Investors need to prepare for a climate where the economy could snap back significantly in the second half, according to a Goldman Sachs analysis that sees a case for a cyclical stock rebound.
But along with the better-than-expected growth, the market also will have to contend with heightened political risk and global policy uncertainty that could trigger some volatility. Goldman also expects the Federal Reserve to cut interest rates, but probably not by as much as Wall Street expects.
"With the S&P 500 trading close to fair value, we believe investors should focus below the surface of the market for relative value opportunities," Goldman strategist Ben Snider said in a report for clients. He added that "investment decisions will rely on the expectation of macro changes on the investment horizon or relative value opportunities at a more 'micro' level."
Specifically, Goldman recommended cyclical sectors like financials and industrials, with an emphasis on transportation companies.
The recommendations also include a preference for "bond proxies" that have stable cash flows and high dividends including real estate, which has the third-highest dividend yield on the S&P 500 at 3.01%. Utilities also carry a high dividend yield at 3.17%, according to FactSet, but Goldman has cut its recommendation on the sector from neutral to underweight. Utilities has been a laggard all year, returning 12.9% vs. the S&P 500's 20%.
Goldman's second-half call runs counter to some of the other wisdom on Wall Street, where fears of a looming recession have generated some endorsements to get more defensive.
While economic growth slogged through the second quarter at what the Atlanta Fed projects to be a 1.3% pace, Goldman sees a shift in the economic data recently that will see growth rebound to around 2%.
One of the principal reasons for the resurgence will be lower interest rates. Goldman sees the Fed coming through with two cuts this year, though it considers market pricing of three quarter-point easings to be "unrealistic."
"Easy monetary policy is one reason US economic growth will likely accelerate in coming quarters," Snider wrote. "The inventory cycle represents another argument for US growth rebound, while the weight of policy uncertainty on business confidence is a downside risk."
One policy uncertainty area is health care, where both Democrats and Republicans have vowed to lower drug prices.
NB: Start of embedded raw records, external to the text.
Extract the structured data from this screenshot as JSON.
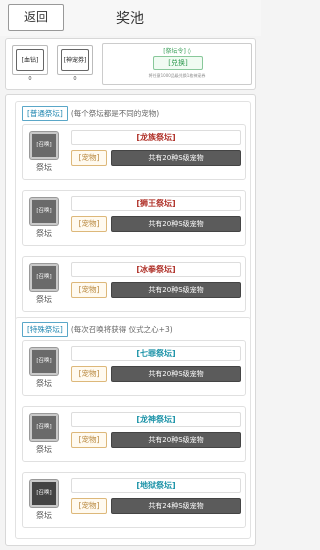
{
  "header": {
    "back_label": "返回",
    "title": "奖池"
  },
  "items": [
    {
      "label": "[血钻]",
      "count": "0"
    },
    {
      "label": "[神宠券]",
      "count": "0"
    }
  ],
  "exchange": {
    "title": "[祭坛令] ◊",
    "button_label": "[兑换]",
    "note": "将任意1000品级兑换1枚神宠券"
  },
  "groups": [
    {
      "tag": "[普通祭坛]",
      "desc": "(每个祭坛都是不同的宠物)",
      "altars": [
        {
          "summon_label": "[召唤]",
          "caption": "祭坛",
          "name": "[龙族祭坛]",
          "pet_tag": "[宠物]",
          "pet_count": "共有20种S级宠物",
          "name_color": "red",
          "dark": false
        },
        {
          "summon_label": "[召唤]",
          "caption": "祭坛",
          "name": "[狮王祭坛]",
          "pet_tag": "[宠物]",
          "pet_count": "共有20种S级宠物",
          "name_color": "red",
          "dark": false
        },
        {
          "summon_label": "[召唤]",
          "caption": "祭坛",
          "name": "[冰拳祭坛]",
          "pet_tag": "[宠物]",
          "pet_count": "共有20种S级宠物",
          "name_color": "red",
          "dark": false
        }
      ]
    },
    {
      "tag": "[特殊祭坛]",
      "desc": "(每次召唤将获得 仪式之心+3)",
      "altars": [
        {
          "summon_label": "[召唤]",
          "caption": "祭坛",
          "name": "[七罪祭坛]",
          "pet_tag": "[宠物]",
          "pet_count": "共有20种S级宠物",
          "name_color": "teal",
          "dark": false
        },
        {
          "summon_label": "[召唤]",
          "caption": "祭坛",
          "name": "[龙神祭坛]",
          "pet_tag": "[宠物]",
          "pet_count": "共有20种S级宠物",
          "name_color": "teal",
          "dark": false
        },
        {
          "summon_label": "[召唤]",
          "caption": "祭坛",
          "name": "[地狱祭坛]",
          "pet_tag": "[宠物]",
          "pet_count": "共有24种S级宠物",
          "name_color": "teal",
          "dark": true
        }
      ]
    }
  ]
}
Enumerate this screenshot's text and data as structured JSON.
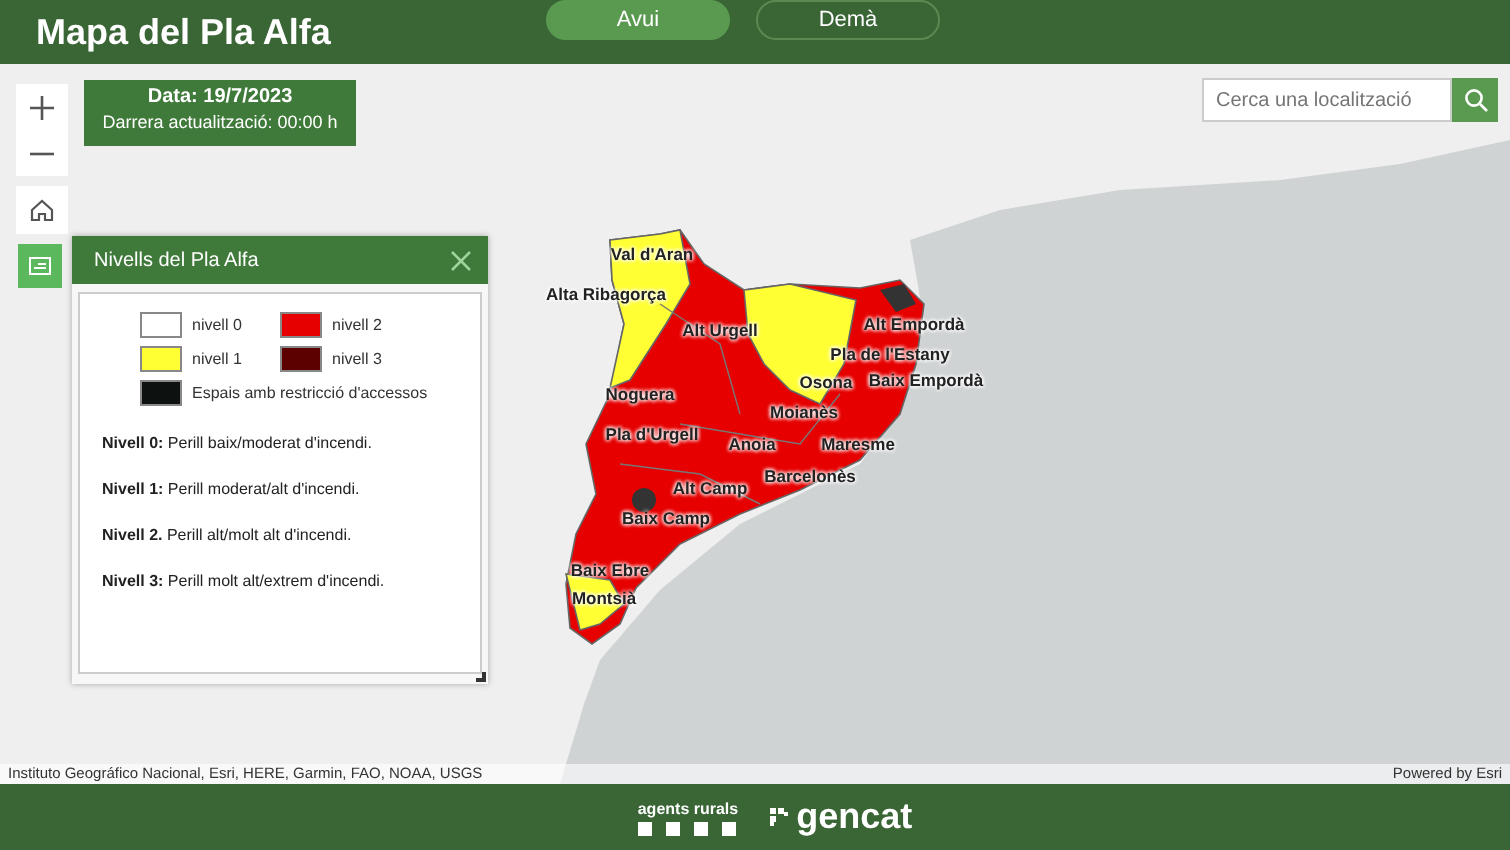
{
  "header": {
    "title": "Mapa del Pla Alfa",
    "tabs": [
      {
        "label": "Avui",
        "selected": true
      },
      {
        "label": "Demà",
        "selected": false
      }
    ]
  },
  "date_card": {
    "date": "Data: 19/7/2023",
    "updated": "Darrera actualització: 00:00 h"
  },
  "search": {
    "placeholder": "Cerca una localització"
  },
  "legend_panel": {
    "title": "Nivells del Pla Alfa",
    "items": [
      {
        "label": "nivell 0",
        "color": "#ffffff"
      },
      {
        "label": "nivell 2",
        "color": "#e60000"
      },
      {
        "label": "nivell 1",
        "color": "#ffff33"
      },
      {
        "label": "nivell 3",
        "color": "#5c0000"
      },
      {
        "label": "Espais amb restricció d'accessos",
        "color": "#0d1210"
      }
    ],
    "descriptions": [
      "**Nivell 0:** Perill baix/moderat d'incendi.",
      "**Nivell 1:** Perill moderat/alt d'incendi.",
      "**Nivell 2.** Perill alt/molt alt d'incendi.",
      "**Nivell 3:** Perill molt alt/extrem d'incendi."
    ]
  },
  "map": {
    "labels": [
      "Val d'Aran",
      "Alta Ribagorça",
      "Alt Urgell",
      "Alt Empordà",
      "Pla de l'Estany",
      "Osona",
      "Baix Empordà",
      "Noguera",
      "Moianès",
      "Pla d'Urgell",
      "Anoia",
      "Maresme",
      "Barcelonès",
      "Alt Camp",
      "Baix Camp",
      "Baix Ebre",
      "Montsià"
    ]
  },
  "attribution": {
    "sources": "Instituto Geográfico Nacional, Esri, HERE, Garmin, FAO, NOAA, USGS",
    "powered": "Powered by Esri"
  },
  "footer": {
    "brand": "agents rurals",
    "logo": "gencat"
  }
}
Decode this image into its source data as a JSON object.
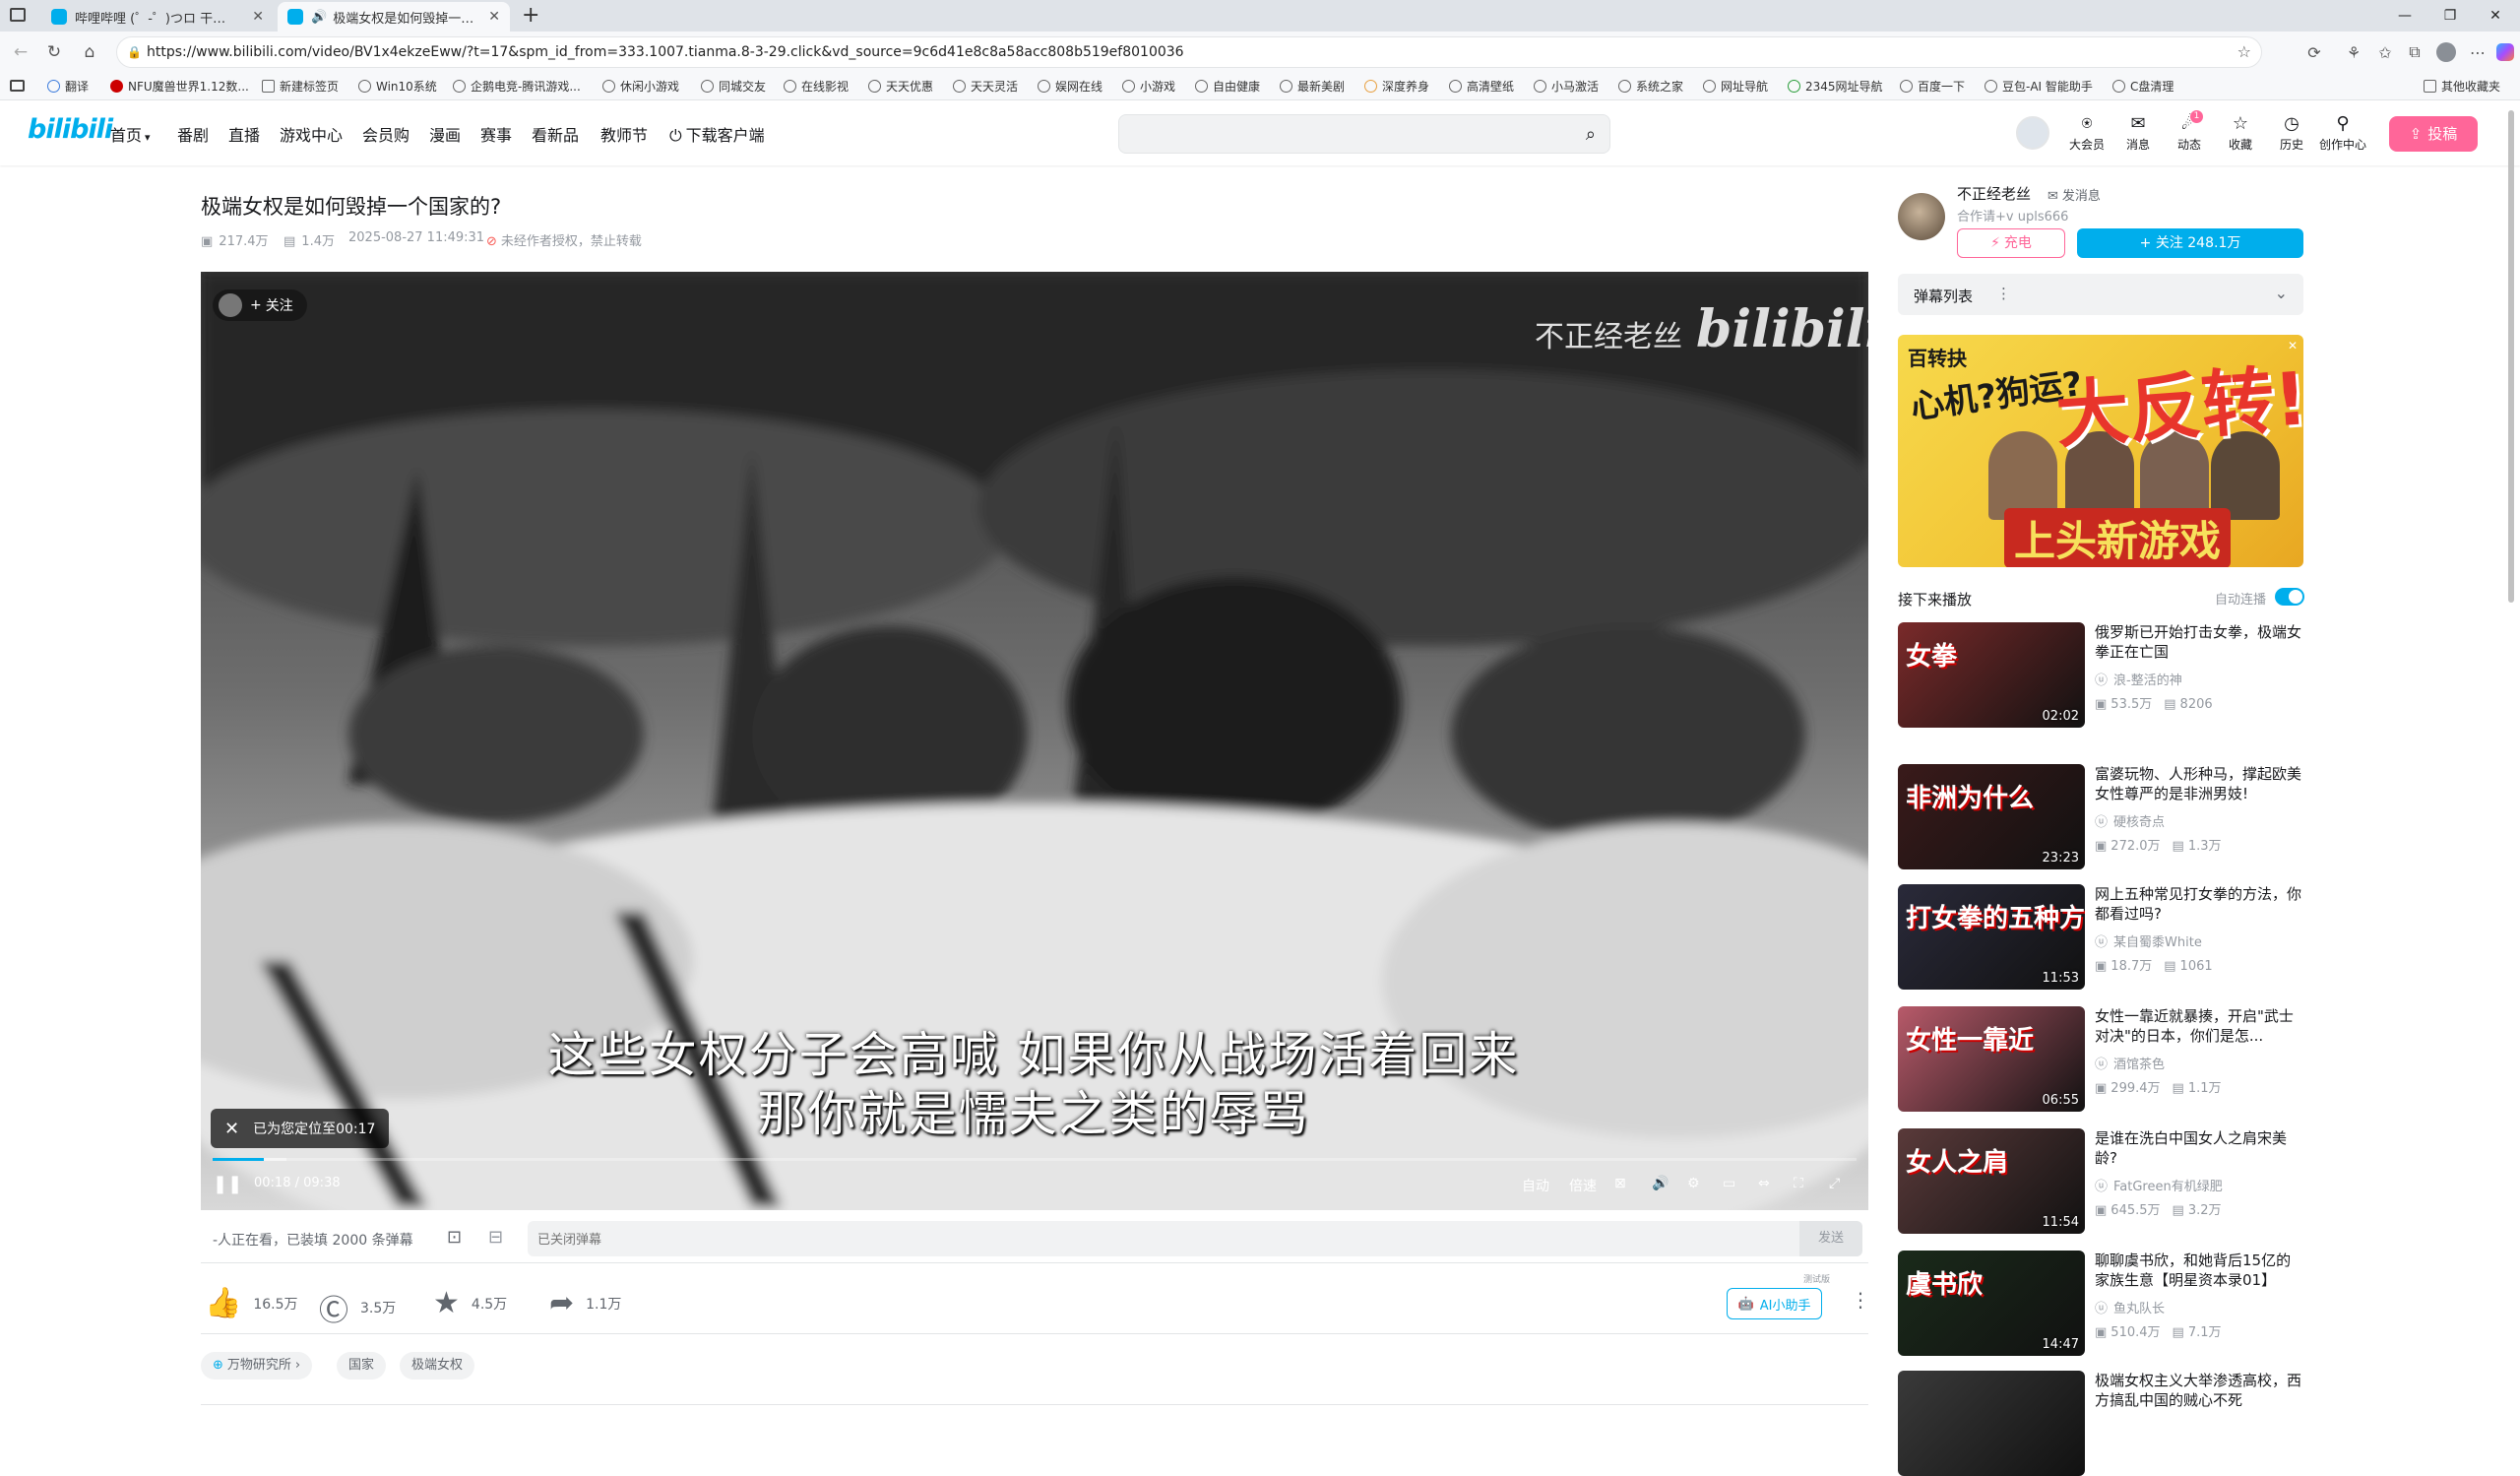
{
  "browser": {
    "tabs": [
      {
        "title": "哔哩哔哩 (゜-゜)つロ 干杯~-bilibili"
      },
      {
        "title": "极端女权是如何毁掉一个国家的?"
      }
    ],
    "new_tab": "+",
    "url": "https://www.bilibili.com/video/BV1x4ekzeEww/?t=17&spm_id_from=333.1007.tianma.8-3-29.click&vd_source=9c6d41e8c8a58acc808b519ef8010036",
    "bookmarks": [
      "翻译",
      "NFU魔兽世界1.12数...",
      "新建标签页",
      "Win10系统",
      "企鹅电竞-腾讯游戏...",
      "休闲小游戏",
      "同城交友",
      "在线影视",
      "天天优惠",
      "天天灵活",
      "娱网在线",
      "小游戏",
      "自由健康",
      "最新美剧",
      "深度养身",
      "高清壁纸",
      "小马激活",
      "系统之家",
      "网址导航",
      "2345网址导航",
      "百度一下",
      "豆包-AI 智能助手",
      "C盘清理"
    ],
    "other_bookmarks": "其他收藏夹"
  },
  "header": {
    "logo": "bilibili",
    "nav": [
      "首页",
      "番剧",
      "直播",
      "游戏中心",
      "会员购",
      "漫画",
      "赛事",
      "看新品",
      "教师节",
      "下载客户端"
    ],
    "search_placeholder": "",
    "icons": [
      {
        "label": "大会员",
        "icon": "vip-icon"
      },
      {
        "label": "消息",
        "icon": "message-icon"
      },
      {
        "label": "动态",
        "icon": "dynamic-icon",
        "badge": "1"
      },
      {
        "label": "收藏",
        "icon": "star-icon"
      },
      {
        "label": "历史",
        "icon": "history-icon"
      },
      {
        "label": "创作中心",
        "icon": "creator-icon"
      }
    ],
    "upload": "投稿"
  },
  "video": {
    "title": "极端女权是如何毁掉一个国家的?",
    "views": "217.4万",
    "danmaku": "1.4万",
    "date": "2025-08-27 11:49:31",
    "copyright": "未经作者授权，禁止转载",
    "follow_chip": "关注",
    "watermark_user": "不正经老丝",
    "watermark_brand": "bilibili",
    "subtitle_line1": "这些女权分子会高喊 如果你从战场活着回来",
    "subtitle_line2": "那你就是懦夫之类的辱骂",
    "toast": "已为您定位至00:17",
    "current_time": "00:18",
    "time_sep": "/",
    "duration": "09:38",
    "progress": 0.031,
    "buffered": 0.045,
    "controls": {
      "quality": "自动",
      "speed": "倍速"
    }
  },
  "danmaku_bar": {
    "watching": "-人正在看，已装填 2000 条弹幕",
    "placeholder": "已关闭弹幕",
    "send": "发送"
  },
  "actions": {
    "like": "16.5万",
    "coin": "3.5万",
    "favorite": "4.5万",
    "share": "1.1万",
    "ai": "AI小助手",
    "ai_tag": "测试版"
  },
  "tags": [
    "万物研究所",
    "国家",
    "极端女权"
  ],
  "uploader": {
    "name": "不正经老丝",
    "message": "发消息",
    "desc": "合作请+v upls666",
    "charge": "充电",
    "follow": "+ 关注 248.1万"
  },
  "danmaku_list": {
    "title": "弹幕列表",
    "more": "⋮"
  },
  "ad": {
    "line1": "百转抉",
    "line2": "心机?狗运?",
    "line3": "大反转!",
    "line4": "上头新游戏"
  },
  "next": {
    "title": "接下来播放",
    "autoplay": "自动连播"
  },
  "recommendations": [
    {
      "title": "俄罗斯已开始打击女拳，极端女拳正在亡国",
      "author": "浪-整活的神",
      "views": "53.5万",
      "danmaku": "8206",
      "duration": "02:02",
      "thumb_text": "女拳",
      "thumb_color": "#7a2a2a"
    },
    {
      "title": "富婆玩物、人形种马，撑起欧美女性尊严的是非洲男妓!",
      "author": "硬核奇点",
      "views": "272.0万",
      "danmaku": "1.3万",
      "duration": "23:23",
      "thumb_text": "非洲为什么",
      "thumb_color": "#3a1a1a"
    },
    {
      "title": "网上五种常见打女拳的方法，你都看过吗?",
      "author": "某自蜀黍White",
      "views": "18.7万",
      "danmaku": "1061",
      "duration": "11:53",
      "thumb_text": "打女拳的五种方法",
      "thumb_color": "#2a2a3a"
    },
    {
      "title": "女性一靠近就暴揍，开启\"武士对决\"的日本，你们是怎...",
      "author": "酒馆茶色",
      "views": "299.4万",
      "danmaku": "1.1万",
      "duration": "06:55",
      "thumb_text": "女性一靠近",
      "thumb_color": "#b85a6a"
    },
    {
      "title": "是谁在洗白中国女人之肩宋美龄?",
      "author": "FatGreen有机绿肥",
      "views": "645.5万",
      "danmaku": "3.2万",
      "duration": "11:54",
      "thumb_text": "女人之肩",
      "thumb_color": "#5a3a3a"
    },
    {
      "title": "聊聊虞书欣，和她背后15亿的家族生意【明星资本录01】",
      "author": "鱼丸队长",
      "views": "510.4万",
      "danmaku": "7.1万",
      "duration": "14:47",
      "thumb_text": "虞书欣",
      "thumb_color": "#1a2a1a"
    },
    {
      "title": "极端女权主义大举渗透高校，西方搞乱中国的贼心不死",
      "author": "",
      "views": "",
      "danmaku": "",
      "duration": "",
      "thumb_text": "",
      "thumb_color": "#3a3a3a"
    }
  ]
}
Goldman recommends underweighting the sector while buying health care providers over pharmaceuticals
"Be wary of stocks in industries that will likely feature in campaign proposals and industries with high exposure to US-China trade," Snider wrote.